On "I'm Free," drummer Keith Moon only played on the breaks of the song. According to bassist John Entwistle, Moon was unable to perform the intro the way Townshend wanted, resulting in Townshend and Entwistle having to perform part of the drums. During live performances, Townshend and Entwistle were forced to signal Moon to play the song by making giant steps.
On 'I'm Free', me and Pete had to play the drums and Keith played the breaks because he couldn't get the intro. He was hearing it differently from how we were, and he couldn't shake it off. So we put down the snare, the hi-hat and the tambourine part and he came in and added all the breaks. When we did it live, the only way to bring him in was for Pete and I to go like this [makes an exaggerated step], which must have looked completely nuts.— John Entwistle
Within the plot of the album, "I'm Free" tells of Tommy's vision to spiritually enlighten others due to his sudden and immense popularity. The "Pinball Wizard" riff (earlier on the album) appears at the end of the song during the "How can we follow?" part. Townshend has since noted "I'm Free" and "Pinball Wizard" as "songs of the quiet explosion of divinity. They just rolled off the pen."
"I'm Free" was later released as a single in most of Europe (backed with "Tommy, Can You Hear Me?") as well as America (where it was backed with "We're Not Gonna Take It"). The single reached number 37 in the US on the Billboard Hot 100. It also reached number 20 in the Netherlands.

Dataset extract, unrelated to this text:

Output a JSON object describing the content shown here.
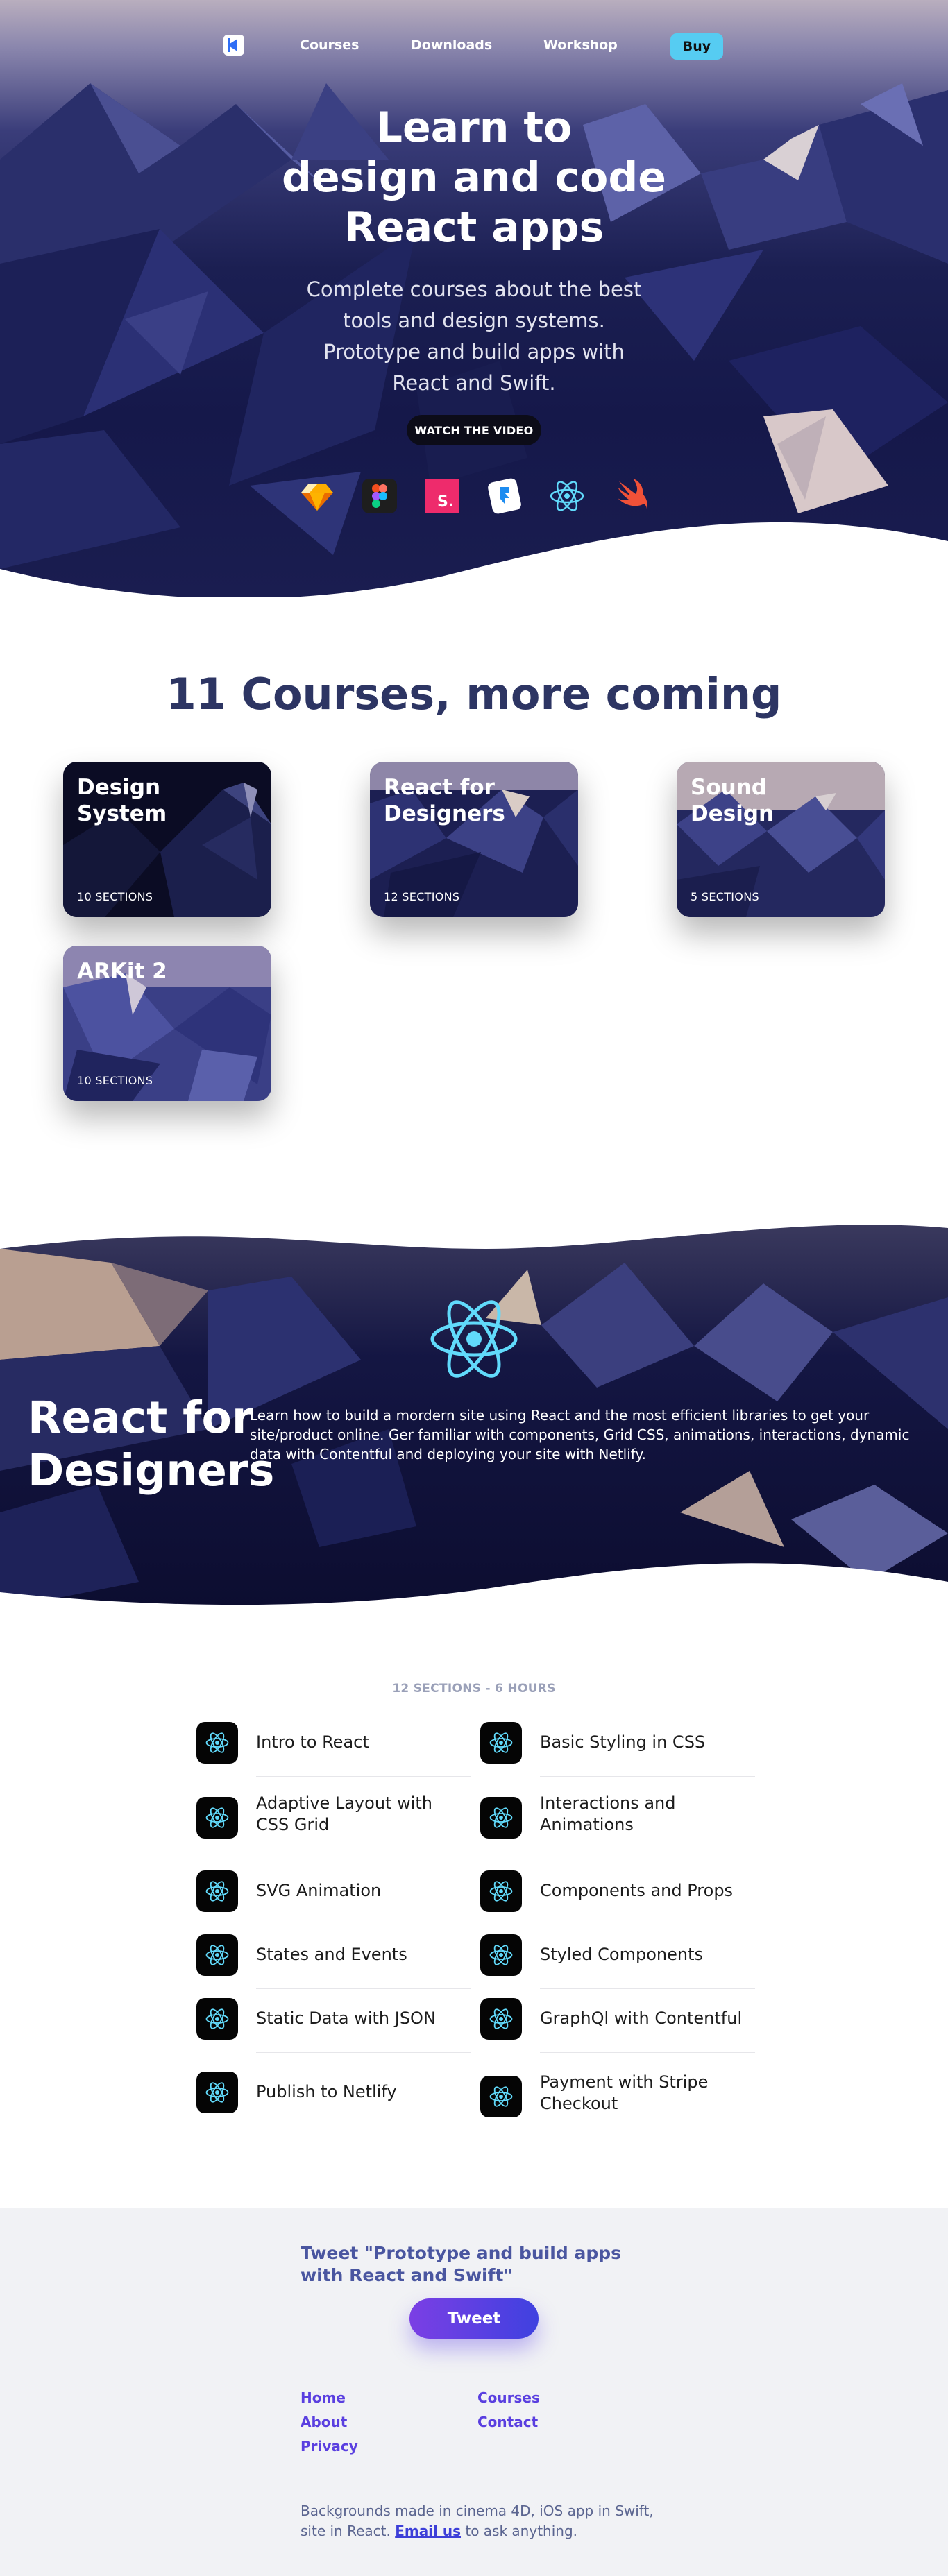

This song was used in the 1969-1970 concert classic set list. It is often switched with "Sensation" on setlists, including in the movie and in the Broadway musical as Tommy rejoices at regaining his sight, voice and hearing after the shock provided by his mother.
In 2002, The Who played this for a stretch on their 2002 UK Tour, with a similar arrangement to the versions played on the 1975-1976 tour. However, it was dropped again by the time bassist Entwistle died.
Covers and other uses
- In 1973, a single version sung by Roger Daltrey from the London Symphony Orchestra reached #13 in Britain.
- In 1997, the Christian rock band Geoff Moore and the Distance covered this song, on the album Threads.
- In 2004, a cover version (combined with the instrumental "Sparks") was recorded by Neal Morse with the participation of Randy George and Mike Portnoy, it was originally released as the last track on the special edition of Neal's One album. It was re-released on the 2006 album Cover to Cover.
- In 2009, The Smithereens included the song on their tribute album, The Smithereens Play Tommy.
- The song has been used in a Saab commercial.
- The song was the first song on KLOL Houston's rock format as Rock 101 in 1970, and its last song under the format before flipping to Spanish Hip-Hop as Mega 101 on 12 November 2004.
- Jacob Hoye; VH1 (Firm) (2003). 100 Greatest Albums. Simon and Schuster. p. 197. ISBN 978-0-7434-4876-5.
- Bob Stanley (13 September 2013). Yeah Yeah Yeah: The Story of Modern Pop. Faber & Faber. p. 348. ISBN 978-0-571-28198-5.
- Cady, Brian. "'Tommy' liner notes". The Hypertext Who.
- Grantley, Steve; Parker, Alan. The Who by Numbers: The Story of the Who Through Their Music. Helter Skelter. pp. 69–70.
- "The Who Billboard singles". Allmusic. Retrieved 2011-11-28.
- "I'm Free". Hung Medien / hitparade.ch. Retrieved 2011-11-28.
- "Classic Rock in Commercials". Jacob's Media. Retrieved 2011-11-28.
|This 1960s rock song-related article is a stub. You can help Wikipedia by expanding it.|